What do Russia, Exxon Mobil, and ISIS have in common? Not much, except that they’re all grappling with an inconvenient but incontrovertible truth: a sudden, significant, and prolonged shift in the price of oil changes the world.
That truth was on display in 1974, and it’s on display again now. Over the course of just a few months in 1973-1974, the price of oil surged from $3 to $12 per barrel. The new price created new global economic powers: oil-producing countries primarily in the Middle East and North Africa. It also dealt a severe blow to the economies of the United States, Europe, Japan, and other oil importers. The oil shock altered power relations between the world’s main geopolitical players and created new ones. Higher oil prices had many unexpected consequences—from breeding oil wars to fueling the
international spread of Islamic fundamentalism thanks to funding from newly super-rich countries like Saudi Arabia. Today’s drop in crude-oil prices, which began in the summer of 2014, may be as disruptive as the quadrupling of oil prices that created the oil shock of 1974.
Some of the effects of this decline in oil prices have been clear and immediate; picture happy Americans at gas stations and frantic government officials in oil-exporting countries forced to cut public budgets and consequently risk social and political turmoil.
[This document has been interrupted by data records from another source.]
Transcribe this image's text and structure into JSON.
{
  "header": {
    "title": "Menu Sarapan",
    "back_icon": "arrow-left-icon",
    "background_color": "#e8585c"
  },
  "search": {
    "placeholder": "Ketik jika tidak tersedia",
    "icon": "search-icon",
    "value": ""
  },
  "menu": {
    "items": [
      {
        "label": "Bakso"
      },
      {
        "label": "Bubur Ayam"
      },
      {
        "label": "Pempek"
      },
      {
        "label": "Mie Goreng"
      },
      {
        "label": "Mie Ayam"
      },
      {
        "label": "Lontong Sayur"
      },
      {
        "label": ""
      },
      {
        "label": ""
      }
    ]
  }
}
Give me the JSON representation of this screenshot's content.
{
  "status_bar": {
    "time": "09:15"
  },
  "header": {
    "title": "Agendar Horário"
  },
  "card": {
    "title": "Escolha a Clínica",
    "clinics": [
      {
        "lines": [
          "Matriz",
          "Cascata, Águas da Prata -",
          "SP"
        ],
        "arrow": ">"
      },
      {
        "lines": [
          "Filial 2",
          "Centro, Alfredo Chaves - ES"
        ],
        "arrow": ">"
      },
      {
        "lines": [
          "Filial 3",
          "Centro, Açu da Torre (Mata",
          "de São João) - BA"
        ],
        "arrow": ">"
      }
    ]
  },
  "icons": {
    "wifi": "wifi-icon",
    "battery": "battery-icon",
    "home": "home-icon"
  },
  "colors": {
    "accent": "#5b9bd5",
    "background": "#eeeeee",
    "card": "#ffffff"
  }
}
In Russia, for instance, the ruble has suffered a steep devaluation, stock-market prices have fallen, the Central Bank’s reserves are shrinking, capital is fleeing the country, export revenues are down, and foreign investment has practically dried up. Russia’s sovereign bonds have been downgraded to junk status by credit-rating agencies. All of this largely stems from contracting oil and gas revenues (which account for 68 percent of Russia’s total export revenues and 50 percent of its federal-budget revenues) and economic sanctions imposed by the United States and Europe as a result of the Kremlin’s behavior toward Ukraine. Some fear that a belligerent Vladimir Putin could stir trouble abroad to distract from the deteriorating economic situation at home.